Just in case you don't get the reference, David Carradine was an actor best known for starring in the hit '70s show Kung Fu and, to younger audiences, for his work in the Kill Bill franchise. He's also, also best known for accidentally committing suicide by choking himself with a belt while masturbating.
There's no way around it, that line's imagery is pretty gross...but in the context of the song, I can also admit there's a certain amount of intelligence to it. The Weeknd's driving recklessly while enjoying oral ministrations and so is, like Mr. Carradine, likely to end his life on a high (low?) note. It's bad, a potential song-ruiner if you think about it for more than ten seconds, but I just can't shake the feeling that we can find even worse...
"Got a sweet Asian chick she go low mane [mein]" — "Reminder"
And...we found it!
It's a terrible pun, it's racist, and he repeats it just to drive home the terrible point. That's the trifecta right there.
Perhaps what bothers me most about this line is that it's just another iteration of the "I'm so high that my eyes are low like an Asian," which precisely 4,478 rappers have used and, somehow, all thought they were particularly clever for coming up with it.
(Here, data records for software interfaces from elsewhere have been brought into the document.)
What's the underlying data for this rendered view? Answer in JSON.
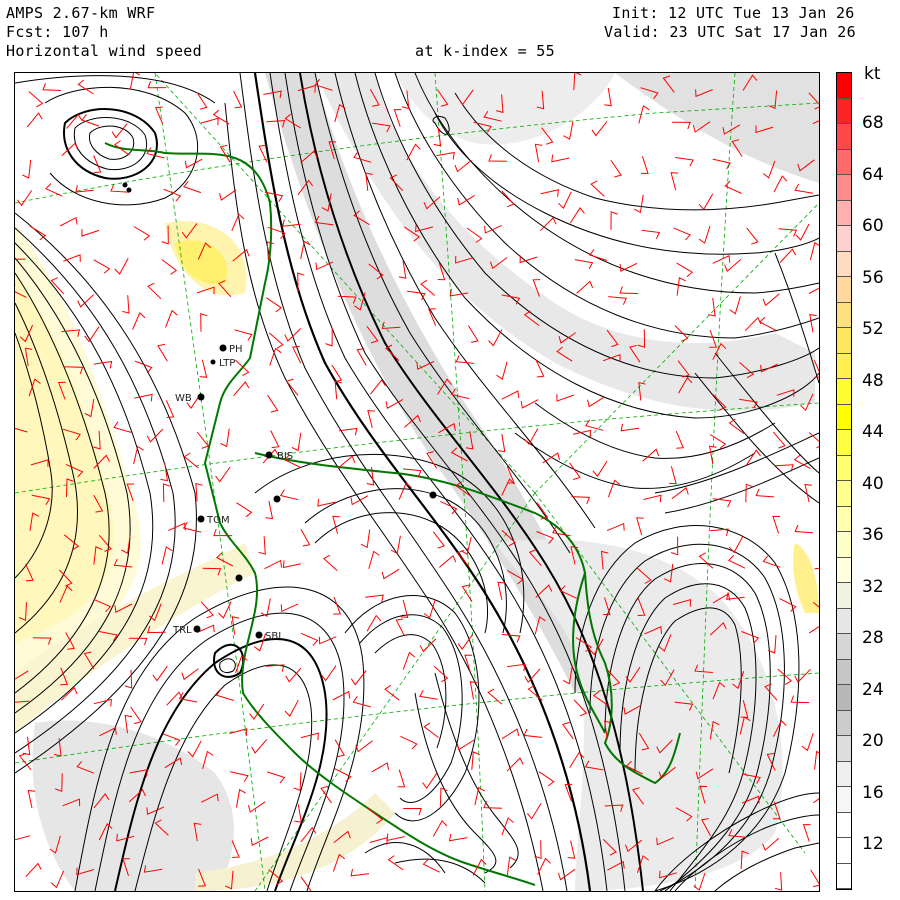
{
  "header": {
    "model": "AMPS 2.67-km WRF",
    "forecast": "Fcst: 107 h",
    "field": "Horizontal wind speed",
    "level": "at k-index = 55",
    "init": "Init: 12 UTC Tue 13 Jan 26",
    "valid": "Valid: 23 UTC Sat 17 Jan 26"
  },
  "colorbar": {
    "unit": "kt",
    "labels": [
      "68",
      "64",
      "60",
      "56",
      "52",
      "48",
      "44",
      "40",
      "36",
      "32",
      "28",
      "24",
      "20",
      "16",
      "12"
    ],
    "segments": [
      "#ff0000",
      "#ff2424",
      "#ff4848",
      "#ff6a6a",
      "#ff8c8c",
      "#ffb0b0",
      "#ffd0d0",
      "#ffdcc0",
      "#ffd8a0",
      "#ffe080",
      "#ffe860",
      "#fff050",
      "#ffff30",
      "#ffff00",
      "#ffff40",
      "#ffff70",
      "#ffff90",
      "#ffffb0",
      "#ffffc8",
      "#ffffe0",
      "#f2f2e0",
      "#e6e6e6",
      "#d6d6d6",
      "#c6c6c6",
      "#b8b8b8",
      "#cccccc",
      "#dddddd",
      "#eeeeee",
      "#f6f6f6",
      "#ffffff",
      "#ffffff",
      "#ffffff"
    ]
  },
  "stations": [
    {
      "code": "PH"
    },
    {
      "code": "LTP"
    },
    {
      "code": "WB"
    },
    {
      "code": "BIS"
    },
    {
      "code": "TOM"
    },
    {
      "code": "TRL"
    },
    {
      "code": "SBL"
    }
  ],
  "colors": {
    "coastline": "#007700",
    "barbs": "#ff0000",
    "contours": "#000000",
    "grid": "#00aa00"
  }
}
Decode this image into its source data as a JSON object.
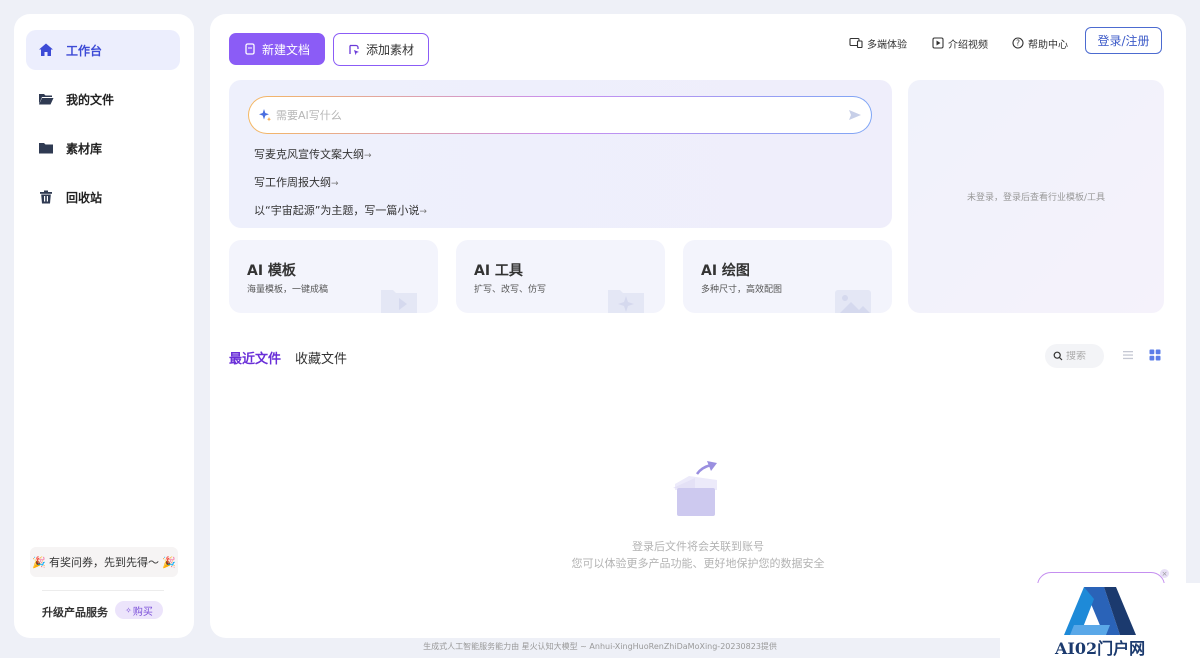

There might be no clearer proof of The Weeknd's power than the fact that he could include this line and no one—not the producer, not a manager, not someone at the label—was apparently unwilling or unable to convince him that he could do a lot better on the biggest R&B album of the year.
Fittingly, though, as he points out on "Reminder," no matter how strange his lyrics are, no matter how many times he writes songs about doing enough cocaine to kill a baby elephant, teenage girls are going to sing along to each and every word regardless, so why bother to change?
At this point it feels like he's playing the same game, trying to see just how far he can take it, just how he can have millions of people happily eating up a David Carradine reference because he wrapped it in enough sonic excellence to make it go down smooth. And so I say to you, Abel, that as long as you're down to play "Find the Lowkey Terrible Weeknd Lyric," I am too.
Let the games never cease...